Martindale developed as an industrial and residential area centered around Dr. Andrew J. Brown, formerly known as Martindale Avenue. Martindale Avenue became home to African-Americans with a mixture of private homes, churches and industry. African-Americans were provided a school, Francis W. Parker School #56, “The Colored School,” serving Martindale’s African-American population and offering students education and social activities. Boys were offered “Cardinal Pioneer Club’s” field trips and community service, while girls joined “The Girl Reserve Club” to “instill things of cultural value in girls.” Douglass Park was dedicated in 1921 and began operating a swimming pool in 1927.

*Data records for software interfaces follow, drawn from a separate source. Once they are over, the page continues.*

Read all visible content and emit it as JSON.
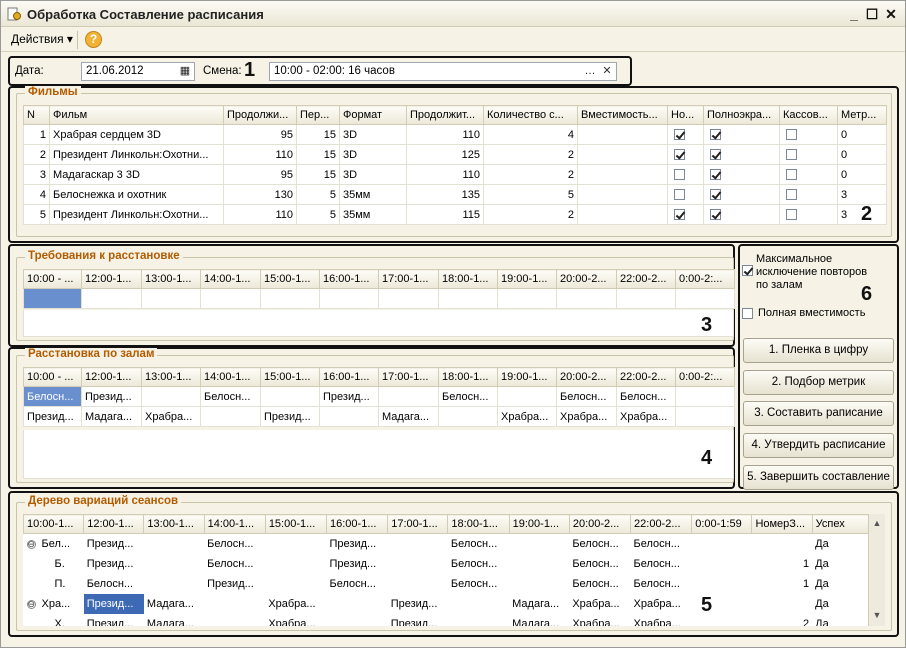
{
  "window": {
    "title": "Обработка  Составление расписания"
  },
  "toolbar": {
    "actions_label": "Действия",
    "help_label": "?"
  },
  "header": {
    "date_label": "Дата:",
    "date_value": "21.06.2012",
    "shift_label": "Смена:",
    "shift_value": "10:00 - 02:00: 16 часов"
  },
  "markers": [
    "1",
    "2",
    "3",
    "4",
    "5",
    "6"
  ],
  "films": {
    "title": "Фильмы",
    "columns": [
      "N",
      "Фильм",
      "Продолжи...",
      "Пер...",
      "Формат",
      "Продолжит...",
      "Количество с...",
      "Вместимость...",
      "Но...",
      "Полноэкра...",
      "Кассов...",
      "Метр..."
    ],
    "rows": [
      {
        "n": "1",
        "film": "Храбрая сердцем 3D",
        "dur": "95",
        "per": "15",
        "format": "3D",
        "dur2": "110",
        "count": "4",
        "cap": "",
        "new": true,
        "full": true,
        "box": false,
        "metric": "0"
      },
      {
        "n": "2",
        "film": "Президент Линкольн:Охотни...",
        "dur": "110",
        "per": "15",
        "format": "3D",
        "dur2": "125",
        "count": "2",
        "cap": "",
        "new": true,
        "full": true,
        "box": false,
        "metric": "0"
      },
      {
        "n": "3",
        "film": "Мадагаскар 3 3D",
        "dur": "95",
        "per": "15",
        "format": "3D",
        "dur2": "110",
        "count": "2",
        "cap": "",
        "new": false,
        "full": true,
        "box": false,
        "metric": "0"
      },
      {
        "n": "4",
        "film": "Белоснежка и охотник",
        "dur": "130",
        "per": "5",
        "format": "35мм",
        "dur2": "135",
        "count": "5",
        "cap": "",
        "new": false,
        "full": true,
        "box": false,
        "metric": "3"
      },
      {
        "n": "5",
        "film": "Президент Линкольн:Охотни...",
        "dur": "110",
        "per": "5",
        "format": "35мм",
        "dur2": "115",
        "count": "2",
        "cap": "",
        "new": true,
        "full": true,
        "box": false,
        "metric": "3"
      }
    ]
  },
  "requirements": {
    "title": "Требования к расстановке",
    "columns": [
      "10:00 - ...",
      "12:00-1...",
      "13:00-1...",
      "14:00-1...",
      "15:00-1...",
      "16:00-1...",
      "17:00-1...",
      "18:00-1...",
      "19:00-1...",
      "20:00-2...",
      "22:00-2...",
      "0:00-2:..."
    ]
  },
  "placement": {
    "title": "Расстановка по залам",
    "columns": [
      "10:00 - ...",
      "12:00-1...",
      "13:00-1...",
      "14:00-1...",
      "15:00-1...",
      "16:00-1...",
      "17:00-1...",
      "18:00-1...",
      "19:00-1...",
      "20:00-2...",
      "22:00-2...",
      "0:00-2:..."
    ],
    "rows": [
      [
        "Белосн...",
        "Презид...",
        "",
        "Белосн...",
        "",
        "Презид...",
        "",
        "Белосн...",
        "",
        "Белосн...",
        "Белосн...",
        ""
      ],
      [
        "Презид...",
        "Мадага...",
        "Храбра...",
        "",
        "Презид...",
        "",
        "Мадага...",
        "",
        "Храбра...",
        "Храбра...",
        "Храбра...",
        ""
      ]
    ]
  },
  "options": {
    "max_exclusion_label": "Максимальное исключение повторов по залам",
    "max_exclusion_checked": true,
    "full_capacity_label": "Полная вместимость",
    "full_capacity_checked": false
  },
  "buttons": [
    "1. Пленка в цифру",
    "2. Подбор метрик",
    "3. Составить раписание",
    "4. Утвердить расписание",
    "5. Завершить составление"
  ],
  "tree": {
    "title": "Дерево вариаций сеансов",
    "columns": [
      "10:00-1...",
      "12:00-1...",
      "13:00-1...",
      "14:00-1...",
      "15:00-1...",
      "16:00-1...",
      "17:00-1...",
      "18:00-1...",
      "19:00-1...",
      "20:00-2...",
      "22:00-2...",
      "0:00-1:59",
      "НомерЗ...",
      "Успех"
    ],
    "rows": [
      {
        "toggle": "⊖",
        "indent": 0,
        "cells": [
          "Бел...",
          "Презид...",
          "",
          "Белосн...",
          "",
          "Презид...",
          "",
          "Белосн...",
          "",
          "Белосн...",
          "Белосн...",
          "",
          "",
          "Да"
        ]
      },
      {
        "toggle": "",
        "indent": 1,
        "cells": [
          "Б.",
          "Презид...",
          "",
          "Белосн...",
          "",
          "Презид...",
          "",
          "Белосн...",
          "",
          "Белосн...",
          "Белосн...",
          "",
          "1",
          "Да"
        ]
      },
      {
        "toggle": "",
        "indent": 1,
        "cells": [
          "П.",
          "Белосн...",
          "",
          "Презид...",
          "",
          "Белосн...",
          "",
          "Белосн...",
          "",
          "Белосн...",
          "Белосн...",
          "",
          "1",
          "Да"
        ]
      },
      {
        "toggle": "⊖",
        "indent": 0,
        "cells": [
          "Хра...",
          "Презид...",
          "Мадага...",
          "",
          "Храбра...",
          "",
          "Презид...",
          "",
          "Мадага...",
          "Храбра...",
          "Храбра...",
          "",
          "",
          "Да"
        ]
      },
      {
        "toggle": "",
        "indent": 1,
        "cells": [
          "Х.",
          "Презид...",
          "Мадага...",
          "",
          "Храбра...",
          "",
          "Презид...",
          "",
          "Мадага...",
          "Храбра...",
          "Храбра...",
          "",
          "2",
          "Да"
        ]
      }
    ]
  }
}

During the formative years of Martindale-Brightwood, the railroads continued as the basis for the economy; however, following the relocation of the “Big Four” to Beech Grove in 1908, industry began to decline. By 1944, most of the railroad businesses had relocated. Loss of the railroad proved to be detrimental to the economic status of Martindale-Brightwood. White residents relocated to newly built suburbs. This migration from Brightwood left a surplus of housing, followed by an in-migration of lower income African-Americans, which has continued over the past six decades.

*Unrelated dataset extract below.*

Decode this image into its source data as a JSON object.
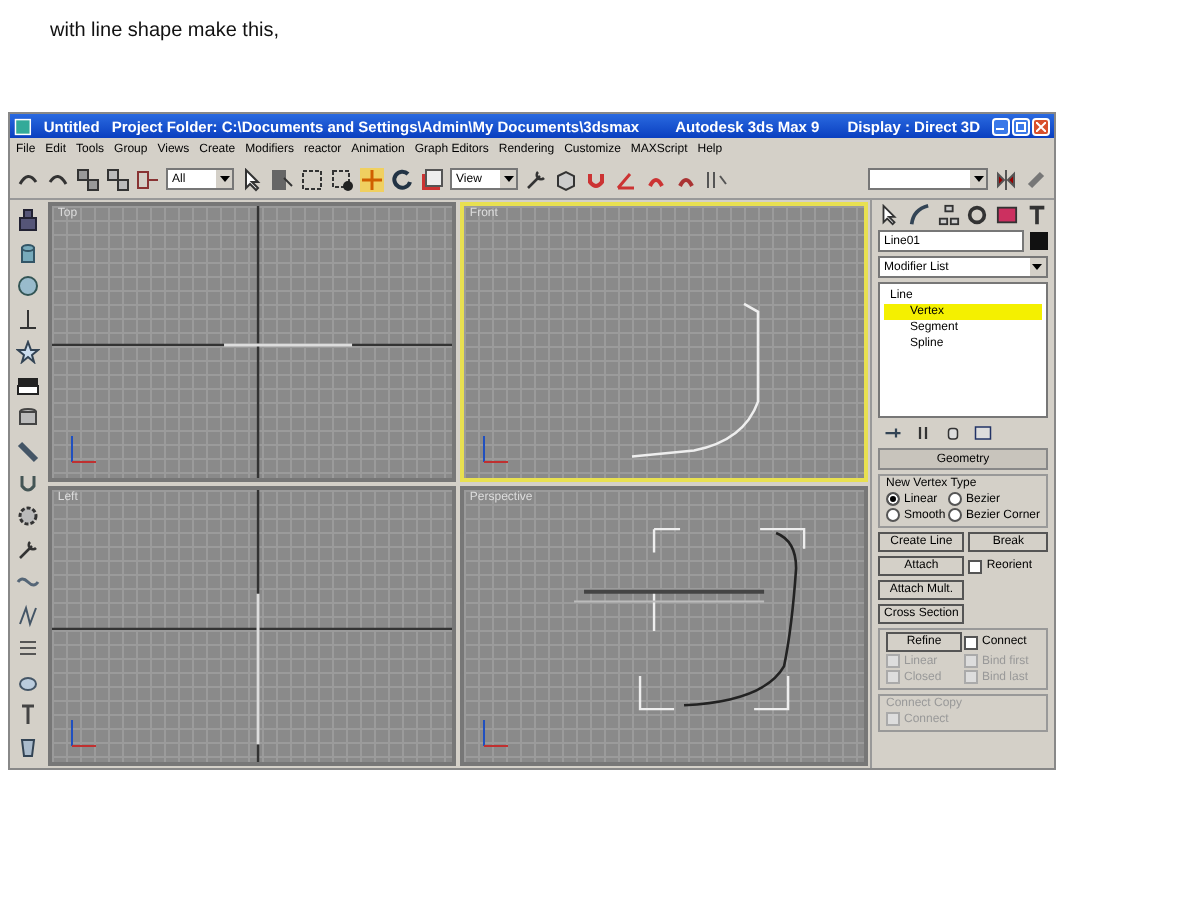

By 1960, African-Americans accounted for approximately half of Brightwood’s population of 5,700 and more than 90 percent of the declined population of 4,700 by 1990. Martindale remained an African-American center of working class homes intermixed with industry.
The 1960s plans for construction of I-65 and I-70 cut through the Martindale-Brightwood area. Construction began in the ’60s and ended in the ’70s, further displacing residents and businesses. Paradoxically, this construction benefited infrastructure and economic development of Indianapolis but caused an intrusion in the life of Martindale-Brightwood, now divided by an east-west interstate, losing another portion of its population and businesses. Today, approximately 8,000 people enter the area on I-70 contributing in a small way to the economy of the area.
The result of the 1960s changes in economics and population were so drastic that by 1967, enough of Martindale’s near-6,000 families met the federal definition of “poor,” leading to Martindale being declared a poverty target area. Through the ’70s and ’80s, crime continued to increase. In the early ’90s, Martindale-Brightwood was targeted by law enforcement for programs to combat gang and drug activity. Today, the area is a federally designated Promise Zone and hosts the East District of IMPD for a warming station and roll call each Friday, October through February.
The economic center of Brightwood, Station Street, was vacated in mid 1970. The area lost a doctor’s office, accounting and bookkeeping services, cafe, insurance company, Salvation Army store, pool hall, pet store, and Cohen Bros. Department Store (open since 1897). In 1980, the remaining bank planned to leave.
St. Rita’s Catholic Church and St. Francis de Sales were educationally and socially important to the neighborhood. St. Francis de Sales parish school, which served Brightwood, closed with the parish in 1983. The property did, however, become the campus for Martin University in 1987.
St. Rita’s, established in 1919 as the African-American parish in Indianapolis, flourished throughout the decades. Father Bernard Strange, appointed in 1935, proved to be a progressive leader, fighting for the desegregation of Catholic schools and becoming vital to the community. St. Rita’s, known for social activities for Martindale and African-Americans throughout the city, offered sports leagues including boxing and basketball. The gymnasium was used in the ’50s, ’60s and ’70s for weekly dances, attracting between 500 and 800 youths.
Martindale-Brightwood, a neighborhood bettering its Quality of Life, joins its past, people, organizations, churches, schools and businesses. For more information or to schedule a tour of the area, contact Gina Fears, Neighborhood Engagement Coordinator, at (317) 637-3776.